Summer is over, weekend trips to the shore or mountains are memories, school is already in full swing and with school come all of the school and extracurricular activities, and your children are interested in too many of them. How do we choose and how do we manage schedules with multiple children, each with their desired activities?

In our churches, and in many other not-for-profit organizations, including sports teams, mentoring opportunities, service organizations and more, the search is on for volunteers who can give just a bit of their time. How do we juggle all of the activities, along with work and household chores, let alone some time for fun and fitness for ourselves?

Time might be the most precious thing in our lives, because everyone has just 24 hours in a day and seven days in a week. When we allow our lives to be overloaded by options, we can get pulled in too many directions and can lack the energy and focus to enjoy our main activities and give them our best. We can’t do everything well at once. The question arises then: how can we learn to set priorities and say no?

So here are some tips to help you steward your time well:

  • God blesses us with material resources, but God also blesses us with time. We must steward our time wisely; recognizing that our time is a gift from God helps us think seriously about how we use it. Using our time wisely requires focus and discipline.
  • Focus where God has given you gifts and callings. God gives us clues about what activities we should focus on. Everyone has different gifts. The abilities with which God has entrusted us offer signs about which activities we should pursue. Following a calling means pursuing some activities to the exclusion of others.
  • 1) pray; 2) listen to your heart and what gives you satisfaction; 3) write down where your strengths lie; and 4) think about how you make a difference for others. These four guideposts can help you think about how to use my time so that my lifestyle is consistent with God’s will. And it can help your children sort out their priorities too.
  • No is not a bad word. I know we don’t like to disappoint others, but people tend to respect us when we know and explain our limits. And with our children, learning early on that we cannot do everything is an important learning.
  • Tithing can be part of your use of your time. If you think about your work week, could you take four hours a week to do something for the church and/or another community service organization? Volunteering is the offering of our time and talents to benefit others. It is just as important as Tithing our financial resources.
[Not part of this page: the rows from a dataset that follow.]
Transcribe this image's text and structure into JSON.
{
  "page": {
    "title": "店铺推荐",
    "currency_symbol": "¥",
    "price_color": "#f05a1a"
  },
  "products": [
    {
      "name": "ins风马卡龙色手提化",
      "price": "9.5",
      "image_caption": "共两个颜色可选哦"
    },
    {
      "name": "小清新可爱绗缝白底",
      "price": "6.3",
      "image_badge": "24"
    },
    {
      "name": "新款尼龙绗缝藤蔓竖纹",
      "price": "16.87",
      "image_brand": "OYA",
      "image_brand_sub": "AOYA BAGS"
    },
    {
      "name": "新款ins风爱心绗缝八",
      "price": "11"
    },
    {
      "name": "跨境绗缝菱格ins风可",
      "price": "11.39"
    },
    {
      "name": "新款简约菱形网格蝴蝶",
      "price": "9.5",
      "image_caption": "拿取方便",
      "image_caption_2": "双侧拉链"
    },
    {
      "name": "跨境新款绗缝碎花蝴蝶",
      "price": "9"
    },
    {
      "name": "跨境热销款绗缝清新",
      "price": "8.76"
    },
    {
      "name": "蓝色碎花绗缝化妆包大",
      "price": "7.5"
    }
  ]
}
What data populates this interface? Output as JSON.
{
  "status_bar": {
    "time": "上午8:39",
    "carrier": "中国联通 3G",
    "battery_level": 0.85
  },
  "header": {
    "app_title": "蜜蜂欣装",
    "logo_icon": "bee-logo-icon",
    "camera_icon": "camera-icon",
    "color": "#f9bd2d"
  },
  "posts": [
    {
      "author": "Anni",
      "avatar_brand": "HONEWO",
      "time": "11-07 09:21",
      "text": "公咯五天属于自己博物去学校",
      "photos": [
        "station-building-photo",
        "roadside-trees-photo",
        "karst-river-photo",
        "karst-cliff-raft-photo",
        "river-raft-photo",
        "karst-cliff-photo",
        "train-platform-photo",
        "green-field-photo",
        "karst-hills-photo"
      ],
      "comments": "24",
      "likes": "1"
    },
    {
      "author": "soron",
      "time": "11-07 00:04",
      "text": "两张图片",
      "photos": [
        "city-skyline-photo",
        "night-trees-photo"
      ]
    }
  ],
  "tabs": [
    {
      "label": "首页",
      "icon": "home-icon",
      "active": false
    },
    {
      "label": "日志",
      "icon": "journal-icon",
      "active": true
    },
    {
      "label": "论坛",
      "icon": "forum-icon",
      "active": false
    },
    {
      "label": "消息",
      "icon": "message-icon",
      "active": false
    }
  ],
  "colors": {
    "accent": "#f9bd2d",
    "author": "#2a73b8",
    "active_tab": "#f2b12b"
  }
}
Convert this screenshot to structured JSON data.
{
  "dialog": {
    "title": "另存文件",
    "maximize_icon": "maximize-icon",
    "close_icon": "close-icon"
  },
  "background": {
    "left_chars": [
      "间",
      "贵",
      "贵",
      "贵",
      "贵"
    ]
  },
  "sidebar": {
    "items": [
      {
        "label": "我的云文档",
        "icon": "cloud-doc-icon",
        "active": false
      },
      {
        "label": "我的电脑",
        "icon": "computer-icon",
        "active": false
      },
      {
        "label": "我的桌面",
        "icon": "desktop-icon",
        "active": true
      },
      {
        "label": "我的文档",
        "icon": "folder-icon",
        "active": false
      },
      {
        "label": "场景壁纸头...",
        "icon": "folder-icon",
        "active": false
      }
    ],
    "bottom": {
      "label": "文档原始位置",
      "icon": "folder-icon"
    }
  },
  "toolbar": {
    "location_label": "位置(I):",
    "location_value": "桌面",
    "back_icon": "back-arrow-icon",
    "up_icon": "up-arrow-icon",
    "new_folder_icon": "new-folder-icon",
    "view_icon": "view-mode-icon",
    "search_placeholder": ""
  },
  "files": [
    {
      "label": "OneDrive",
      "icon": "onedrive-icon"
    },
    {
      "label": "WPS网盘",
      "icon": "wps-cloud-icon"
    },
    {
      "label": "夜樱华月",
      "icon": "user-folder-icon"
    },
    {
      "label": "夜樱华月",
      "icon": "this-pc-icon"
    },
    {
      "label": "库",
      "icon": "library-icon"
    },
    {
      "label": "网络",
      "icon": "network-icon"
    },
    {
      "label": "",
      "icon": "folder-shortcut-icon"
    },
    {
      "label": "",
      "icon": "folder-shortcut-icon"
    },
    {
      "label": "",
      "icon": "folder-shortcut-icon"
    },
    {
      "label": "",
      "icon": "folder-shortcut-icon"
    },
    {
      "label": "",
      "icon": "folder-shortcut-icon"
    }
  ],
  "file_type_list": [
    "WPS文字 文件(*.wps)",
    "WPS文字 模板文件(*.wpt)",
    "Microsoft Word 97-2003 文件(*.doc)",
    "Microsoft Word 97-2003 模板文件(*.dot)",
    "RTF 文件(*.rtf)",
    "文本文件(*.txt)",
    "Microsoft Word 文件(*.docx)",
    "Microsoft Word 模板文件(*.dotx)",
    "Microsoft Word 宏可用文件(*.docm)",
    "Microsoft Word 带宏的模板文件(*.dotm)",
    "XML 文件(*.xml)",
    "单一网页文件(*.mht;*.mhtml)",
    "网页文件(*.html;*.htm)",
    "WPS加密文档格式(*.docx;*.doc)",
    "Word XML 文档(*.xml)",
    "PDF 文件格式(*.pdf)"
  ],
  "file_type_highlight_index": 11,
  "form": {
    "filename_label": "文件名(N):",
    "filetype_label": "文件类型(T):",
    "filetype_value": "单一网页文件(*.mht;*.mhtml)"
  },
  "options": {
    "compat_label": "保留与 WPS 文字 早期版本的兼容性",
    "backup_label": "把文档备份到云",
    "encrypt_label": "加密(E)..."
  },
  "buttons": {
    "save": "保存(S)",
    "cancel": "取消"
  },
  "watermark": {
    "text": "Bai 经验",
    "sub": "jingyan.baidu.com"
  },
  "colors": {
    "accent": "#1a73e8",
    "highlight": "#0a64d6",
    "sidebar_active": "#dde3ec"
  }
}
So it’s all about time – how we use it, how we share it, how we cherish every moment that God has given us.

Some of the ideas for this article came from David Gray, who wrote Practicing Balance: How Congregations Can Support Harmony in Work and Life copyright © 2012